[PROVIDED ENTRIES Boundary: Start]

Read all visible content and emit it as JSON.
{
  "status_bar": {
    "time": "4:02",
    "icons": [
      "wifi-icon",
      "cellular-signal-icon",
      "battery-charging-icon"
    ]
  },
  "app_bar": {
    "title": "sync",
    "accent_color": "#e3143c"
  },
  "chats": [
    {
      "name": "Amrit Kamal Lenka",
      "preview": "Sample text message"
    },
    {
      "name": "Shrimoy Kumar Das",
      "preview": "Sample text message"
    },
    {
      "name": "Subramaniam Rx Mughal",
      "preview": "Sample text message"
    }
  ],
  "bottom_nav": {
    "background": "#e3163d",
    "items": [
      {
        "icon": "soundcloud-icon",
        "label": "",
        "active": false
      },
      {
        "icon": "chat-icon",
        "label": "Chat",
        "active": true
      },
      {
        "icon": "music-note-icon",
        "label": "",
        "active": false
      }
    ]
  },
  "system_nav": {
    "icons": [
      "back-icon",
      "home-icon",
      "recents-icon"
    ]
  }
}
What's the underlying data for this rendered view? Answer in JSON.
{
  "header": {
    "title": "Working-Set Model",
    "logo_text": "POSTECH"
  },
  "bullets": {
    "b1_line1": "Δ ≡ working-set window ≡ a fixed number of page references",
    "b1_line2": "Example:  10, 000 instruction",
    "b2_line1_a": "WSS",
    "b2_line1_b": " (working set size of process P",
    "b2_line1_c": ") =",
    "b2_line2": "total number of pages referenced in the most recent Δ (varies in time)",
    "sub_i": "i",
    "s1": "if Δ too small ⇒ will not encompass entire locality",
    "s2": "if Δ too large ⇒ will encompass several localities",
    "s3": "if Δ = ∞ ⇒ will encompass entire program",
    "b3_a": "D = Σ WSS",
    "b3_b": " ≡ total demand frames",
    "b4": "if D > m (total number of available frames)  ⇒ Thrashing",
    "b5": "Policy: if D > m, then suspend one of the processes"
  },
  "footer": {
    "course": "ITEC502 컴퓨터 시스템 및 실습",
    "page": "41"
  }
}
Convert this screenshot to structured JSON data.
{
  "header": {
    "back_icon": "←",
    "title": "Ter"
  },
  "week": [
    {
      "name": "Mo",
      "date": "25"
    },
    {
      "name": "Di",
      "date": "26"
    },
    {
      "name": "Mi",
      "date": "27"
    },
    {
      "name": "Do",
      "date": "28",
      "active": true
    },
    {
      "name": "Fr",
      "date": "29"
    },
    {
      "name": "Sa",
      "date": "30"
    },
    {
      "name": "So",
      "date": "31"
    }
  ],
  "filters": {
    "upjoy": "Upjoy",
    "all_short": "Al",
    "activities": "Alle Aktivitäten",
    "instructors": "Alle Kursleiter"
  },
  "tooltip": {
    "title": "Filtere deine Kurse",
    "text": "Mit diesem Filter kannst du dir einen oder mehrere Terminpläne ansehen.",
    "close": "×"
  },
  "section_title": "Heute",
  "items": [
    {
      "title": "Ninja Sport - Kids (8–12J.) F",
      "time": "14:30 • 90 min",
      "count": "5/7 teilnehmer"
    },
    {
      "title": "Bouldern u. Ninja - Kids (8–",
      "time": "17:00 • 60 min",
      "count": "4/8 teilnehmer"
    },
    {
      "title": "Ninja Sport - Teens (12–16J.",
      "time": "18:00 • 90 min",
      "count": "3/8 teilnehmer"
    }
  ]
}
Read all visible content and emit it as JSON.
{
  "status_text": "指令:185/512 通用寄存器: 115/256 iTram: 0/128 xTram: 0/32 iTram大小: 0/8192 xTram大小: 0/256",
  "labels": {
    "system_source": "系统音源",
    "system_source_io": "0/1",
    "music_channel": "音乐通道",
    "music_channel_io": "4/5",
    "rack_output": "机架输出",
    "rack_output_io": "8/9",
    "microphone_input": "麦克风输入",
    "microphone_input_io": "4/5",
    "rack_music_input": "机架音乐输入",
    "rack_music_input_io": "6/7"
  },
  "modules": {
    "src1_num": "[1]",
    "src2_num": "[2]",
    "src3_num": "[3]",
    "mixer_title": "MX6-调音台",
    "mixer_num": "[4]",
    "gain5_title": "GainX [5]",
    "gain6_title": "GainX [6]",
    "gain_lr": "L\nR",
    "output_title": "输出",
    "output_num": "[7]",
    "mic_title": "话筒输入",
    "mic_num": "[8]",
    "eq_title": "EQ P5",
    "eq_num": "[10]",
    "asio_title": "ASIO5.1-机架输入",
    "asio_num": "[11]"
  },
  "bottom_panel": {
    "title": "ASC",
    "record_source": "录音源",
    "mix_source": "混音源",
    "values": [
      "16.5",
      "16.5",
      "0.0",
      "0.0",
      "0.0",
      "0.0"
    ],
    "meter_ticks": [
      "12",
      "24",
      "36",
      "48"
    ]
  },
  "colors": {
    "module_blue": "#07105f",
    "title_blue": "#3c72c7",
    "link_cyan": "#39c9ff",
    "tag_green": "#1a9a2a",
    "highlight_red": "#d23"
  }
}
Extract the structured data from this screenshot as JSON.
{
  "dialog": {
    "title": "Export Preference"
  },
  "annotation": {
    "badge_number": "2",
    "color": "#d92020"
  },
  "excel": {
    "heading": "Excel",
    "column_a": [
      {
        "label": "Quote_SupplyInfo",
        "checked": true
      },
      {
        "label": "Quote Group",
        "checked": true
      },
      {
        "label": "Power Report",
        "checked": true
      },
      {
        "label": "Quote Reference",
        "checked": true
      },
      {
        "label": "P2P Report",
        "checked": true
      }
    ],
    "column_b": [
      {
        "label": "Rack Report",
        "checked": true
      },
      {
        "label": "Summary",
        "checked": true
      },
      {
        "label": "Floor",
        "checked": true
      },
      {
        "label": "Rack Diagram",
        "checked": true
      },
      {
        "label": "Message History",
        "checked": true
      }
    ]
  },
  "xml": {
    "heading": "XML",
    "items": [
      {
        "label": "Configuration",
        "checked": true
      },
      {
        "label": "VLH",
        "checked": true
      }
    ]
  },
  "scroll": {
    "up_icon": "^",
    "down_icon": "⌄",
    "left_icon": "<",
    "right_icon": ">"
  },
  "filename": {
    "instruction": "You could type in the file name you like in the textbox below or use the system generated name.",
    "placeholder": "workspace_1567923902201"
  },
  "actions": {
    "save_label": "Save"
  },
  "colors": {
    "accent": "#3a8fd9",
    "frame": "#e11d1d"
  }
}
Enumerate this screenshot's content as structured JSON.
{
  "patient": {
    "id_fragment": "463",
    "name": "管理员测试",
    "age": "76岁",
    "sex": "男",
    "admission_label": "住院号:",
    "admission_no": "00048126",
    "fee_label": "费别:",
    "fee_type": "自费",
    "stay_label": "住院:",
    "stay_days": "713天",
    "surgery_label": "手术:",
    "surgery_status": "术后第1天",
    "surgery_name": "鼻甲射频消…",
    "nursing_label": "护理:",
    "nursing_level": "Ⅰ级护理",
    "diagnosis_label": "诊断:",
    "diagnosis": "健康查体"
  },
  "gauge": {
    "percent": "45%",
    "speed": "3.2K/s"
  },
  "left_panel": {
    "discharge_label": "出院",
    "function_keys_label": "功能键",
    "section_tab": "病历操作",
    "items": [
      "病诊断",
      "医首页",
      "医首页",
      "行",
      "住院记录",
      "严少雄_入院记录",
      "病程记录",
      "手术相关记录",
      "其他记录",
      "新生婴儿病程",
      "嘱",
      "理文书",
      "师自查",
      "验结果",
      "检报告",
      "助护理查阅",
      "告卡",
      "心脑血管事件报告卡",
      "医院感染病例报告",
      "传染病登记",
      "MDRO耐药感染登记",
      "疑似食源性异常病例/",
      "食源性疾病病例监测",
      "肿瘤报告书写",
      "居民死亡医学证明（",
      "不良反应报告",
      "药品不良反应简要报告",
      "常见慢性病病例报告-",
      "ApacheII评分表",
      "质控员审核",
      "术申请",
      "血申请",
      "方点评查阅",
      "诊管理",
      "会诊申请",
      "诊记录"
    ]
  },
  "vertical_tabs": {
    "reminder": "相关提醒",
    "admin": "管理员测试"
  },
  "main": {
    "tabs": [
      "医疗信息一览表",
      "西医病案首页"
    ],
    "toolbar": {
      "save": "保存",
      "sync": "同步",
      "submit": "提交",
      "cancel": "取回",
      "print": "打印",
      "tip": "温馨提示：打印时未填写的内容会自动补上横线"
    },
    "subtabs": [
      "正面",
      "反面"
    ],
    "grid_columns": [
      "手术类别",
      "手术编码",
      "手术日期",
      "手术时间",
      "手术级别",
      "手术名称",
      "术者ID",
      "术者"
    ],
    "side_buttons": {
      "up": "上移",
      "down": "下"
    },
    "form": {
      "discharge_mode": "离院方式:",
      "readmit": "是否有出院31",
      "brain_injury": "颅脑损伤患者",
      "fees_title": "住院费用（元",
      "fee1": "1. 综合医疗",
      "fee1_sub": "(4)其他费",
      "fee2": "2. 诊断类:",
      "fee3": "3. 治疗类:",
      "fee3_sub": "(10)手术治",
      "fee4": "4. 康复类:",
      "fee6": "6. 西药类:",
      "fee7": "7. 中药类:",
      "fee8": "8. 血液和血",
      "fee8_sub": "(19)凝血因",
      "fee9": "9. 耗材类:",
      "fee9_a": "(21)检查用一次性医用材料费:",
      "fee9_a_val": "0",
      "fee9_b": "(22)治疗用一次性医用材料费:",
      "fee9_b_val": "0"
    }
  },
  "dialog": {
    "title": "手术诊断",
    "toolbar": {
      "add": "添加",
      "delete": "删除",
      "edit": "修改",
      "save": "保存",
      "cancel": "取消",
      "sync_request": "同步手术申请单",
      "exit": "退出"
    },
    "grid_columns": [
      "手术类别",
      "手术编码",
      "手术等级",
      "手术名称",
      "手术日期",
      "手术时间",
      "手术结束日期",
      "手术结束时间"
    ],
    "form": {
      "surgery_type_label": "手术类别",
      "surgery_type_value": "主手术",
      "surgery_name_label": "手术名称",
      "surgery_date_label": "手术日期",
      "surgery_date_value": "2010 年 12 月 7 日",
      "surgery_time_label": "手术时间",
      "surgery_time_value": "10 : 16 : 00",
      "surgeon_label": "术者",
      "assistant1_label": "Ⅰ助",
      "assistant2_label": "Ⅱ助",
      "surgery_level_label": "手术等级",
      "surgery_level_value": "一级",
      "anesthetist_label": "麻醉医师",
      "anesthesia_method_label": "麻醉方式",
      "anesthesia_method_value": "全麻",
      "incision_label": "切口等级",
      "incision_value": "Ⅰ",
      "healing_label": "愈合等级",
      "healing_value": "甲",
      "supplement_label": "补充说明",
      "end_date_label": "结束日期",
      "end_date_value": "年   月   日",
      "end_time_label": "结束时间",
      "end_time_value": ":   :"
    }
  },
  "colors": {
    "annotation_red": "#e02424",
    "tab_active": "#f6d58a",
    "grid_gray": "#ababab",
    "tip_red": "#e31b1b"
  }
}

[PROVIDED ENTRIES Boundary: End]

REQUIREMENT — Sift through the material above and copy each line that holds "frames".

TASK SOLUTION —
    "b3_b": " ≡ total demand frames",
    "b4": "if D > m (total number of available frames)  ⇒ Thrashing",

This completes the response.